    Thanks for leading me in the proper direction (the server side needed to be properly configurated)
    Re Peter

  • Posts: 1,495

    Hi @macflyerdk,

    I've just set up a remote server to build a hi-score table on, and am currently looking at the php code needed. I'm going to run it via an HTML page initiating the call first then sync it with Codea.

    Since it's a web page - to view it you have to use a browser, so - question - is there any way of initiating a browser from Codea and passing on the hi-score parameters with the call??

    I'll let you know how I get on.

    Thanks,

    Bri_G

    :)

  • Posts: 666

    Any thoughts on modifying this to upload (POST) to a dropbox folder?

  • BortelsBortels Mod
    Posts: 1,557

    Dropbox has a developer's API you could write to that should work fine with Codea's http support: https://www.dropbox.com/developers/reference/api

  • edited October 2012 Posts: 100

    @Bri_G,

    With a php file/web page it is quite simple to pass parameters from Codea to ex. a txt-file on your computer.

    The call from Codea is:

    http.request("http://192.168.1.141:8888/yourphpscript.php?argmt="..123test, dataAvailable)

    and these lines in yourphpscript.php in your full access server folder:

    <html>
    <head>
    <title>PHP Write an argument to a txt file</title>
     </head>
     <body>
     <?php $fh=fopen("dataFromCodea.txt","w"); ?>
     <?php fwrite($fh, $_GET["argmt"]); ?>
     <?php fclose($fh); ?>
     </body>
    </html>
    

    No more to it if your local server works and accepts php.
    If the file do not exist it is created.
    You need of course to substitute the server address with you own.

    Re Peter

  • edited October 2012 Posts: 666

    @Bortels I do already have JSON parsers and some basic knowledge of the http.request in Codea. I'm wondering how many round trips I'll have to do with DropBox to get this running...

  • BortelsBortels Mod
    Posts: 1,557

    Dunno - I have yet to bite the bullet and get a developer ID for dropbox. It doesn't look too horrible - and if you already are JSON-ready, I don't expect any showstoppers. Good Luck!

  • edited October 2012 Posts: 666
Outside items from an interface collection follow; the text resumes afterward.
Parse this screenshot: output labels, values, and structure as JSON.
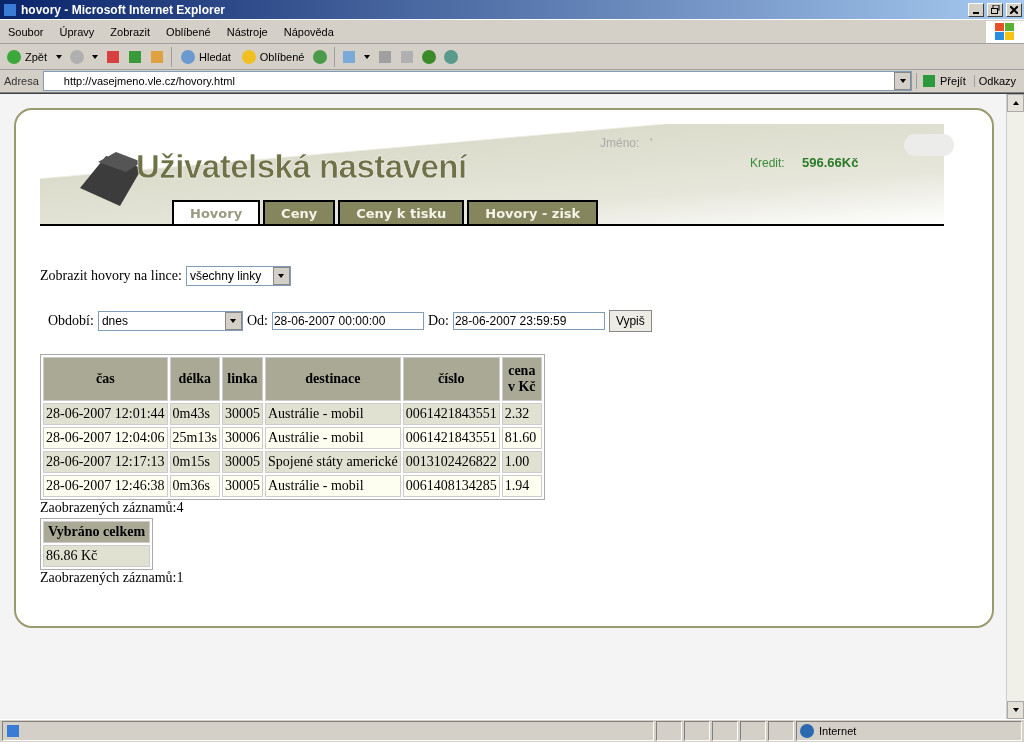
{
  "window": {
    "title": "hovory - Microsoft Internet Explorer"
  },
  "menu": [
    "Soubor",
    "Úpravy",
    "Zobrazit",
    "Oblíbené",
    "Nástroje",
    "Nápověda"
  ],
  "toolbar": {
    "back": "Zpět",
    "search": "Hledat",
    "favorites": "Oblíbené"
  },
  "address": {
    "label": "Adresa",
    "value": "http://vasejmeno.vle.cz/hovory.html",
    "go": "Přejít",
    "links": "Odkazy"
  },
  "header": {
    "title": "Uživatelská nastavení",
    "name_label": "Jméno:",
    "name_value": "'",
    "credit_label": "Kredit:",
    "credit_value": "596.66Kč"
  },
  "tabs": [
    {
      "label": "Hovory",
      "selected": true
    },
    {
      "label": "Ceny",
      "selected": false
    },
    {
      "label": "Ceny k tisku",
      "selected": false
    },
    {
      "label": "Hovory - zisk",
      "selected": false
    }
  ],
  "line_filter": {
    "label": "Zobrazit hovory na lince:",
    "value": "všechny linky"
  },
  "period": {
    "label": "Období:",
    "value": "dnes",
    "from_label": "Od:",
    "from_value": "28-06-2007 00:00:00",
    "to_label": "Do:",
    "to_value": "28-06-2007 23:59:59",
    "button": "Vypiš"
  },
  "calls_table": {
    "columns": [
      "čas",
      "délka",
      "linka",
      "destinace",
      "číslo",
      "cena v Kč"
    ],
    "rows": [
      [
        "28-06-2007 12:01:44",
        "0m43s",
        "30005",
        "Austrálie - mobil",
        "0061421843551",
        "2.32"
      ],
      [
        "28-06-2007 12:04:06",
        "25m13s",
        "30006",
        "Austrálie - mobil",
        "0061421843551",
        "81.60"
      ],
      [
        "28-06-2007 12:17:13",
        "0m15s",
        "30005",
        "Spojené státy americké",
        "0013102426822",
        "1.00"
      ],
      [
        "28-06-2007 12:46:38",
        "0m36s",
        "30005",
        "Austrálie - mobil",
        "0061408134285",
        "1.94"
      ]
    ]
  },
  "calls_count": "Zaobrazených záznamů:4",
  "total_table": {
    "columns": [
      "Vybráno celkem"
    ],
    "rows": [
      [
        "86.86 Kč"
      ]
    ]
  },
  "total_count": "Zaobrazených záznamů:1",
  "status_bar": {
    "zone": "Internet"
  }
}
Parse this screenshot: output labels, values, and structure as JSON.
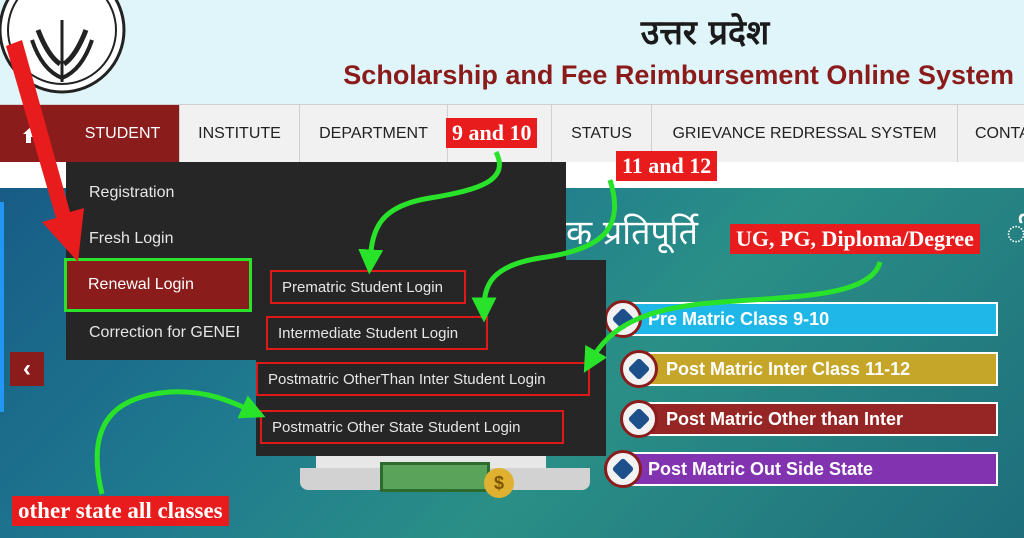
{
  "header": {
    "hindi_title": "उत्तर प्रदेश",
    "site_title": "Scholarship and Fee Reimbursement Online System"
  },
  "nav": {
    "home_icon": "home-icon",
    "items": [
      "STUDENT",
      "INSTITUTE",
      "DEPARTMENT",
      "",
      "STATUS",
      "GRIEVANCE REDRESSAL SYSTEM",
      "CONTA"
    ]
  },
  "student_menu": {
    "items": [
      "Registration",
      "Fresh Login",
      "Renewal Login",
      "Correction for GENERA"
    ]
  },
  "renewal_submenu": {
    "items": [
      "Prematric Student Login",
      "Intermediate Student Login",
      "Postmatric OtherThan Inter Student Login",
      "Postmatric Other State Student Login"
    ]
  },
  "banner": {
    "hindi_text": "क प्रतिपूर्ति",
    "hindi_text_end": "ी,",
    "slider_prev": "‹",
    "coin_symbol": "$",
    "rows": [
      "Pre Matric Class 9-10",
      "Post Matric Inter Class 11-12",
      "Post Matric Other than Inter",
      "Post Matric Out Side State"
    ]
  },
  "annotations": {
    "callout_9_10": "9 and 10",
    "callout_11_12": "11 and 12",
    "callout_ug_pg": "UG, PG, Diploma/Degree",
    "callout_other_state": "other state all classes"
  },
  "colors": {
    "brand_maroon": "#8b1c1c",
    "highlight_green": "#29e32b",
    "callout_red": "#e81c1c"
  }
}
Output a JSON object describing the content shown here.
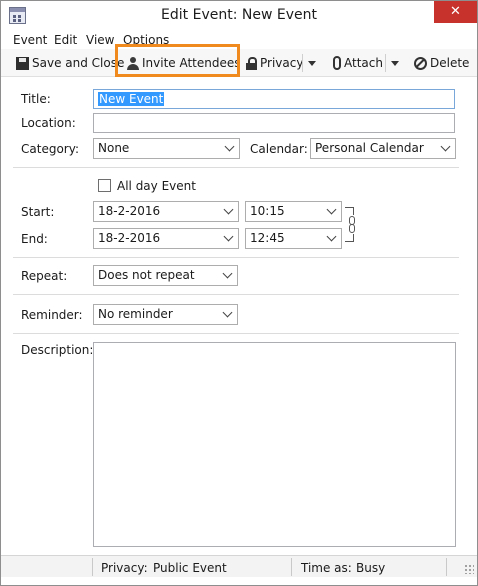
{
  "window": {
    "title": "Edit Event: New Event",
    "close_glyph": "✕"
  },
  "menu": {
    "event": "Event",
    "edit": "Edit",
    "view": "View",
    "options": "Options"
  },
  "toolbar": {
    "save_close": "Save and Close",
    "invite": "Invite Attendees",
    "privacy": "Privacy",
    "attach": "Attach",
    "delete": "Delete",
    "highlight_color": "#f08a1e"
  },
  "form": {
    "title_label": "Title:",
    "title_value": "New Event",
    "location_label": "Location:",
    "location_value": "",
    "category_label": "Category:",
    "category_value": "None",
    "calendar_label": "Calendar:",
    "calendar_value": "Personal Calendar",
    "all_day_label": "All day Event",
    "all_day_checked": false,
    "start_label": "Start:",
    "start_date": "18-2-2016",
    "start_time": "10:15",
    "end_label": "End:",
    "end_date": "18-2-2016",
    "end_time": "12:45",
    "repeat_label": "Repeat:",
    "repeat_value": "Does not repeat",
    "reminder_label": "Reminder:",
    "reminder_value": "No reminder",
    "description_label": "Description:",
    "description_value": ""
  },
  "status": {
    "privacy_label": "Privacy:",
    "privacy_value": "Public Event",
    "time_as_label": "Time as:",
    "time_as_value": "Busy"
  },
  "icons": [
    "calendar-app-icon",
    "save-icon",
    "person-icon",
    "lock-icon",
    "paperclip-icon",
    "delete-icon",
    "chain-link-icon",
    "resize-grip-icon"
  ]
}
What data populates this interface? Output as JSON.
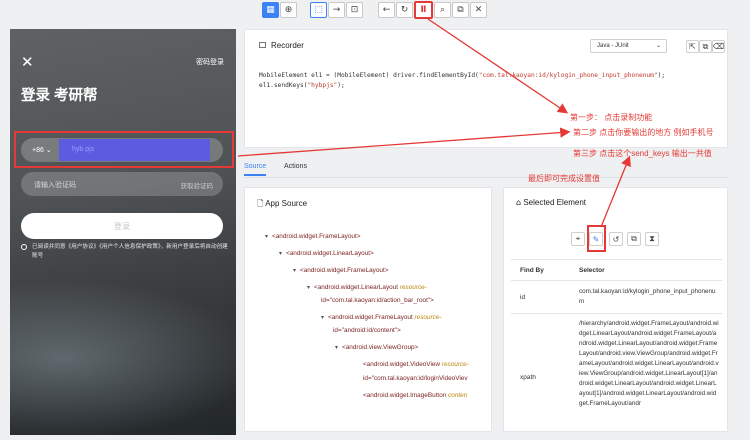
{
  "toolbar": {
    "buttons": [
      {
        "icon": "app-mode-icon",
        "glyph": "▦"
      },
      {
        "icon": "globe-icon",
        "glyph": "⊕"
      },
      {
        "icon": "select-element-icon",
        "glyph": "⬚"
      },
      {
        "icon": "swipe-icon",
        "glyph": "→"
      },
      {
        "icon": "tap-by-coordinates-icon",
        "glyph": "⊡"
      },
      {
        "icon": "back-icon",
        "glyph": "←"
      },
      {
        "icon": "refresh-icon",
        "glyph": "↻"
      },
      {
        "icon": "pause-record-icon",
        "glyph": "Ⅱ"
      },
      {
        "icon": "search-icon",
        "glyph": "⌕"
      },
      {
        "icon": "copy-xml-icon",
        "glyph": "⧉"
      },
      {
        "icon": "quit-icon",
        "glyph": "✕"
      }
    ]
  },
  "phone": {
    "close_glyph": "✕",
    "password_login": "密码登录",
    "title": "登录 考研帮",
    "country_code": "+86",
    "phone_value": "hyb pjs",
    "code_placeholder": "请输入验证码",
    "get_code": "获取验证码",
    "login_button": "登录",
    "agreement": "已阅读并同意《用户协议》《用户个人信息保护政策》，新用户登录后将自动创建账号"
  },
  "recorder": {
    "title": "Recorder",
    "language": "Java - JUnit",
    "code_line1_a": "MobileElement el1 = (MobileElement) driver.findElementById(",
    "code_line1_str": "\"com.tal.kaoyan:id/kylogin_phone_input_phonenum\"",
    "code_line1_b": ");",
    "code_line2_a": "el1.sendKeys(",
    "code_line2_str": "\"hybpjs\"",
    "code_line2_b": ");"
  },
  "tabs": {
    "source": "Source",
    "actions": "Actions"
  },
  "app_source": {
    "title": "App Source",
    "nodes": [
      {
        "text": "<android.widget.FrameLayout>",
        "attr": ""
      },
      {
        "text": "<android.widget.LinearLayout>",
        "attr": ""
      },
      {
        "text": "<android.widget.FrameLayout>",
        "attr": ""
      },
      {
        "text": "<android.widget.LinearLayout ",
        "attr": "resource-"
      },
      {
        "text": "id=\"com.tal.kaoyan:id/action_bar_root\">",
        "attr": ""
      },
      {
        "text": "<android.widget.FrameLayout ",
        "attr": "resource-"
      },
      {
        "text": "id=\"android:id/content\">",
        "attr": ""
      },
      {
        "text": "<android.view.ViewGroup>",
        "attr": ""
      },
      {
        "text": "<android.widget.VideoView ",
        "attr": "resource-"
      },
      {
        "text": "id=\"com.tal.kaoyan:id/loginVideoViev",
        "attr": ""
      },
      {
        "text": "<android.widget.ImageButton ",
        "attr": "conten"
      }
    ]
  },
  "selected": {
    "title": "Selected Element",
    "col_find_by": "Find By",
    "col_selector": "Selector",
    "row1_by": "id",
    "row1_sel": "com.tal.kaoyan:id/kylogin_phone_input_phonenum",
    "row2_by": "xpath",
    "row2_sel": "/hierarchy/android.widget.FrameLayout/android.widget.LinearLayout/android.widget.FrameLayout/android.widget.LinearLayout/android.widget.FrameLayout/android.view.ViewGroup/android.widget.FrameLayout/android.widget.LinearLayout/android.view.ViewGroup/android.widget.LinearLayout[1]/android.widget.LinearLayout/android.widget.LinearLayout[1]/android.widget.LinearLayout/android.widget.FrameLayout/andr"
  },
  "annotations": {
    "step1": "第一步： 点击录制功能",
    "step2": "第二步 点击你要输出的地方 例如手机号",
    "step3": "第三步 点击这个send_keys 输出一共值",
    "final": "最后即可完成设置值"
  },
  "colors": {
    "accent": "#3b82f6",
    "annotation": "#e53935",
    "phone_input": "#5b5ce0"
  }
}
    Well, with OAuth needing SSL, I'm out of luck with posting to Dropbox. Too bad...

  • BortelsBortels Mod
    Posts: 1,557

    I'm looking right now into using Amazon Web Services DynamoDB as a way to do this - it's a NoSQL database with a RESTful interface (meaning you can talk to it with the Codea http.get stuff) - and it looks like for most hobby usage it will fall into the "Free" category. The one thing I can't figure out is how to make it do a high score list - and I haven't dug into it much.

  • Posts: 666

    Update: I have basic LUA-coded dropbox integration enabled with App folders (didn't try PUBLIC ones yet). Once I simplify the code (and back it up to DropBox vs. GIT) I'll post it.

  • Posts: 666

    @Simeon, Here's an inconvienence - when loading a JPG via HTTP (and probably any image type), Codea converts it to an image(). The problem - I want to read the RAW JPG/GIF/PNG and copy it, but since I can't seem to get to the RAW data, I can't do a copy.

    Is there some override that allows me to get the unconverted HTTP result for something like a JPG so I can do a copy?

Sign In or Register to comment.